    Duration and prior requirements: 3 hours. Basic knowledge of GIS/RS mandatory. Laptop with Chrome browser is compulsory.

  3. Hey! That’s my idea!
    Resource persons: Abi Tamim Vanak, Maria Thaker, Assistant Professor Centre for Ecological Sciences, Indian Institute of Science
    Description: Academic Integrity should be obvious and uncomplicated, yet as scientists, we often find ourselves in situations where the grey areas are not always simple to navigate. So, let’s outline a moral code of academic ethics. Where relevant, I’ll dabble in a little history and tell you of some of the great lies and missteps. Let’s also begin to tackle the following: Do you have rights to an idea if someone else publishes it first? What is considered data fudging or massaging? Is it considered plagiarism if you’ve published it before? Is authorship guaranteed or a political game? Should we whistle blow if we know of scientific misconduct? This discussion is meant to open the door on a conversation that we often have in whispers.

    Duration: 2.5 hours

  4. Ecological Niche Modeling Using MaxEnt
    Resource persons: Sandeep Sen, Barkha Subba, Shivaprakash KN
    Description: Ecological niche models also known as species distribution models, habitat suitability models, and bioclimatic envelope models rely on the concept of the niche—the set of environmental conditions in which a species can survive and persist.
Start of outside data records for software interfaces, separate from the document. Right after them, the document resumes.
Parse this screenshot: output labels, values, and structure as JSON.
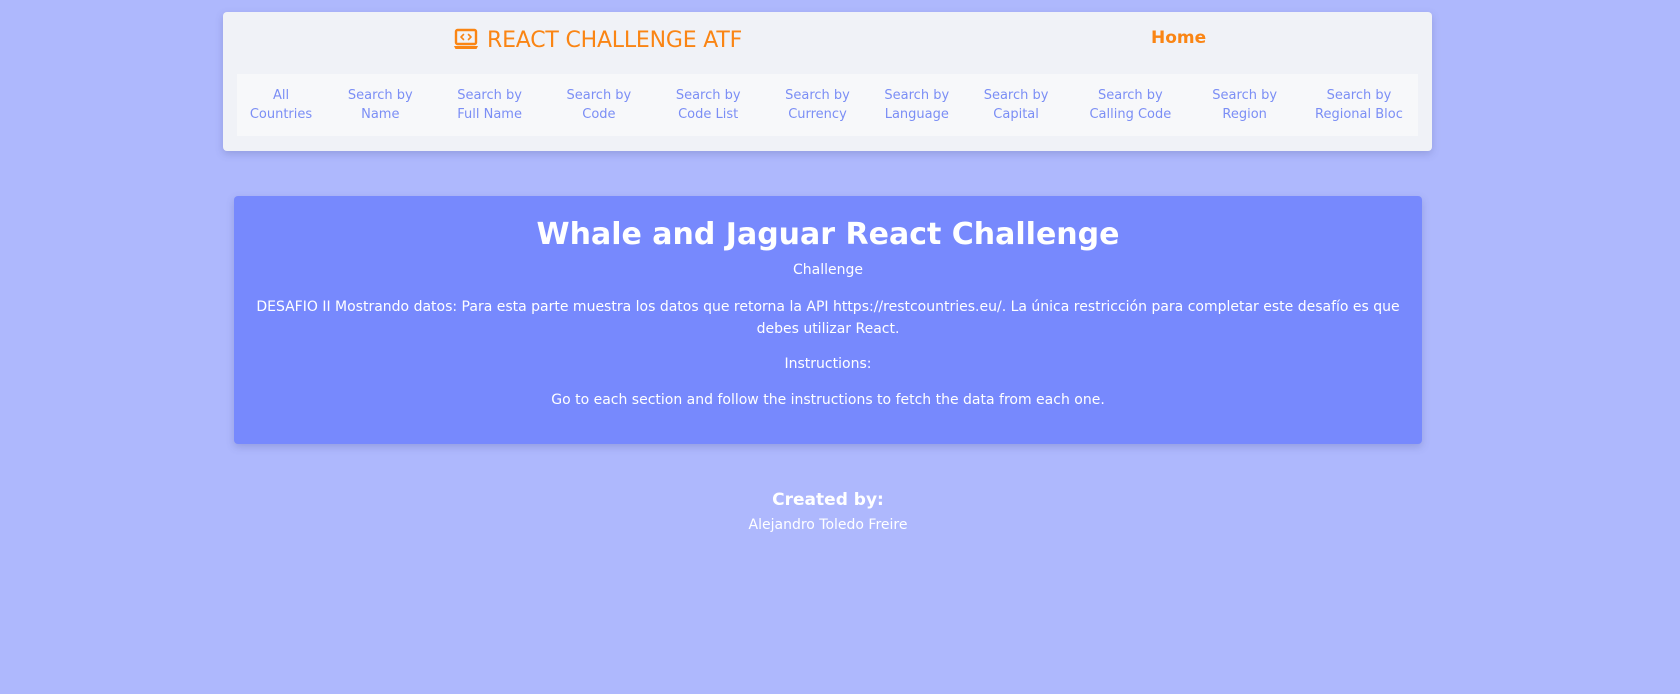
{
  "header": {
    "brand": "REACT CHALLENGE ATF",
    "brand_icon": "laptop-code-icon",
    "home_label": "Home",
    "accent_color": "#fa8514"
  },
  "nav": {
    "items": [
      {
        "label": "All Countries"
      },
      {
        "label": "Search by Name"
      },
      {
        "label": "Search by Full Name"
      },
      {
        "label": "Search by Code"
      },
      {
        "label": "Search by Code List"
      },
      {
        "label": "Search by Currency"
      },
      {
        "label": "Search by Language"
      },
      {
        "label": "Search by Capital"
      },
      {
        "label": "Search by Calling Code"
      },
      {
        "label": "Search by Region"
      },
      {
        "label": "Search by Regional Bloc"
      }
    ],
    "link_color": "#7b8ef5"
  },
  "main": {
    "title": "Whale and Jaguar React Challenge",
    "subtitle": "Challenge",
    "description": "DESAFIO II Mostrando datos: Para esta parte muestra los datos que retorna la API https://restcountries.eu/. La única restricción para completar este desafío es que debes utilizar React.",
    "instructions_label": "Instructions:",
    "instructions_text": "Go to each section and follow the instructions to fetch the data from each one.",
    "card_color": "#7789fd"
  },
  "footer": {
    "created_label": "Created by:",
    "author": "Alejandro Toledo Freire"
  },
  "page": {
    "background": "#aeb8fd"
  }
}
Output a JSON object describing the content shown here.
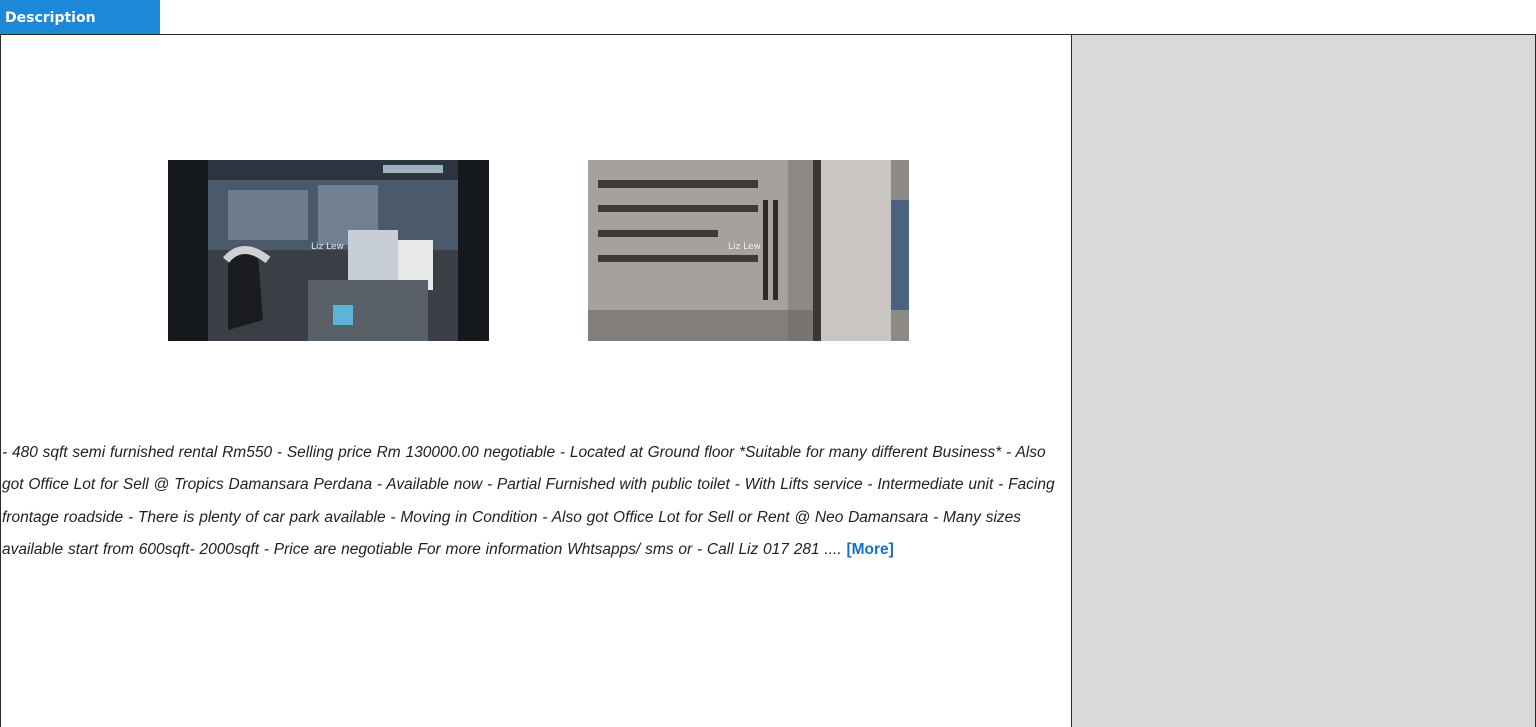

They are particularly topical today because of concerns over the effects of climate change and invasive species on the distribution and abundance of native species. In this workshop, we will focus on MaxEnt algorithm, the most commonly used niche modelling tool in applied ecology. The workshop structure is lectures in the morning followed by hands-on exercises in the afternoon. This is intended to cover some of the theoretical and conceptual foundations behind the use of niche modeling algorithms.

    The objectives of this workshop are to allow the students to understand the breadth of statistical algorithms used in niche modeling and conceptual underpinnings of how MaxEnt model works. We will use real world datasets for evaluating and assessing the modeling technique. At the end of the workshop we will have an interactive session where everyone can engage in discussions, Q&A etc. as the philosophy of this workshop is, we are all learning from each other.

    Level of experience: basic knowledge in R and GIS can be an advantage.

  5. Making sense of your data
    Resource persons: Suhas Basme (Postdoc fellow, ATREE)
    Description: The most challenging task of the qualitative research is to make sense of the vast amount of data collected in the form of interviews and household surveys. The common questions that come to a researcher’s mind are to find an appropriate way to arrange the data giving an overall sense of issues involved and secondly easy to access as required while writing the chapters. These are some of the fundamental issues that every researcher struggles with and find their way in writing their PhD. The workshop ‘Making sense of your Data’ is for the students who collected the data from the field and in the process of writing the chapters. However, the workshop will also talk briefly about the challenges involved in the collection of data such as, understanding one’s field, approaching the respondents, arranging interviews, focus group discussion, addressing the difficult situations during fieldwork, etc. The workshop will not provide a solution but a possible way out to the researchers to address difficulties in the arrangement and analysis of the data.
    The workshop will be consisting of an interactive three hours session. The first part will discuss in general the challenges involved in arranging the data. The second part of the session consists of a short exercise of reading the transcripts and learning possible ways to code it. For more, I will be sharing my experience of writing a PhD thesis. The interactive session will help the researchers to identify themselves with the issues discussed and eventually figure out by themselves their possible solutions.

Click here to register for the workhops.